Marvin Sease is semi-legendary in a way. He’s been bringing his lascivious and weirdly-romantic songs to black clubs all over the southern US for years, selling whatever records he can on whatever label he can get signed to, and he doesn’t really care what anyone else thinks about him; he just keeps keepin’ on. This collection only collects tracks from his recent stint on Zomba Records, as well as one song from last year’s live record on Malaco, so it’s nowhere near a definitive overview. But despite some serious problems, it’s good enough, so let’s talk about it.
There are two Marvin Seases, it seems. One is the soul singer who croons lovely little dusty jams like “Don’t Forget to Tell on You” and “Don’t Go.” These are mostly gloppy ballads, and they’re heavily repetitive and kind of boring, but his voice is convincing—read “soulful” if you must—enough when he wants it to be. Especially digging “I Gotta Clean Up,” where he testifies for almost seven minutes in a post-Otis way.
The Sex and Soul of Marvin Sease
US: 6 Jun 2006
UK: 6 Jun 2006
The other Marvin Sease is the loverman with no shame whatsoever. This one made him famous; he does songs that just come right out and say what’s on their mind. The first song, “Do You Need a Licker?”, is a paean to oral sex, complete with over-orgasmic backup actresses who carry on enthusiastically for the track’s entire length.
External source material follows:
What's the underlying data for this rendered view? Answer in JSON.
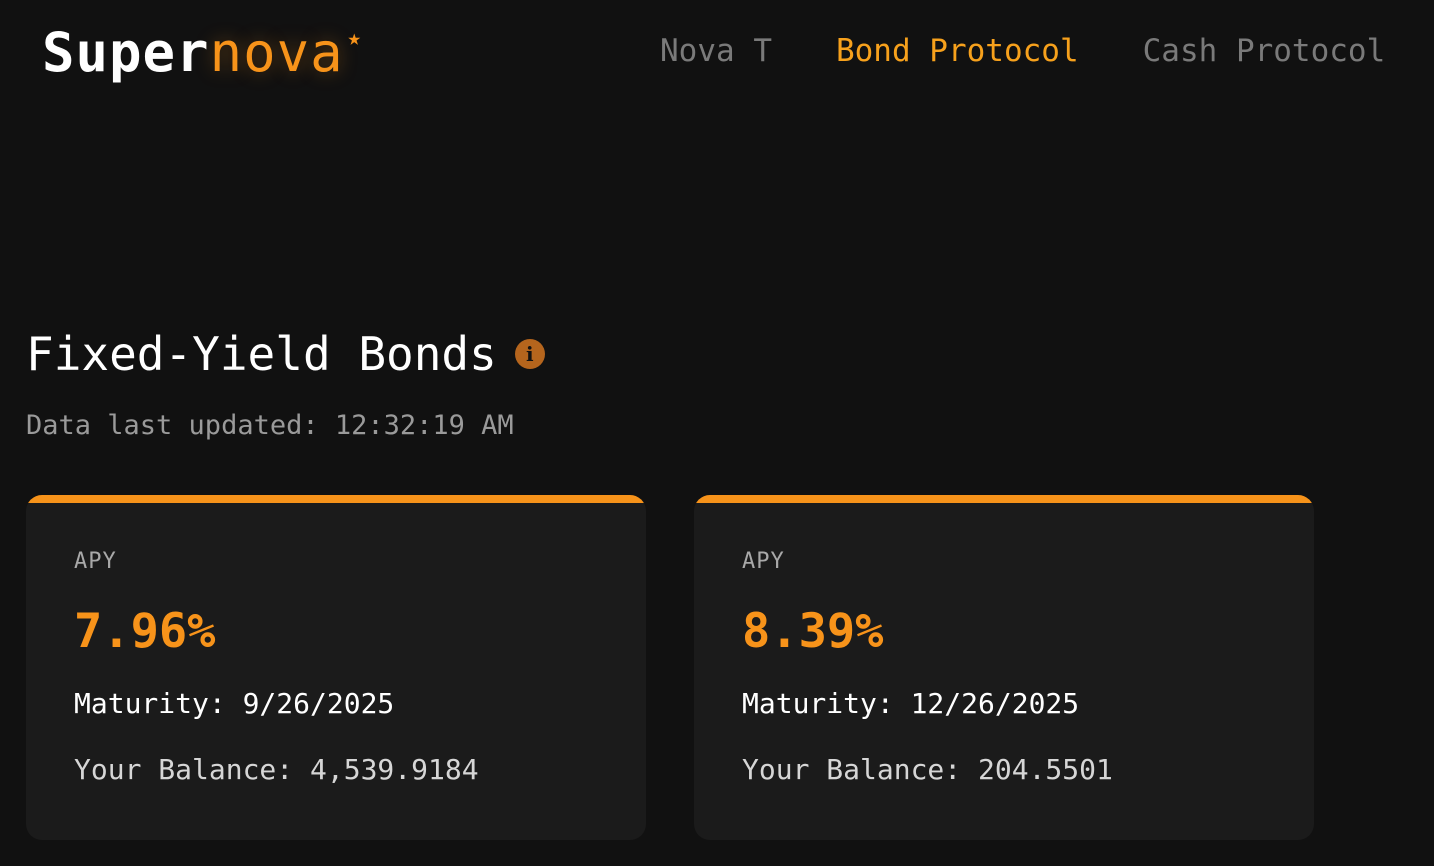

It’s pretty bad, cringe-worthy, etc., and probably shouldn’t be leading off any collection for the casual fan.
But if you can make it past this one, then the rest are better: “I’m Mr. Jody” continues the Joe D. Grinder tradition in fine style, with Sease responding to a wronged husband with little or no sympathy whatsoever. And during “Hoochie Momma”, Sease calls out all the female stars of the chitlin circuit as hoochies, which is either a great strategy or a stupid one.
I wish there was a lot more lowbrow stuff here, actually, as it would be a lot more fun. But any record that has the awesome male-female interplay of “Do You Qualify” is okay by me, and the live version of Sease’s 1987 smash “Candy Licker,” where he threatens/promises to take off all his clothes onstage in Montgomery, Alabama, is really something to behold.
// Sound Affects
"The man whose songs were recorded by Johnny Cash, Alan Jackson, Ricky Skaggs, David Allan Coe, The Highwaymen, and countless others succumbs to time’s cruel cue that the only token of permanence we have to offer are the effects of shared moments and memories.READ the article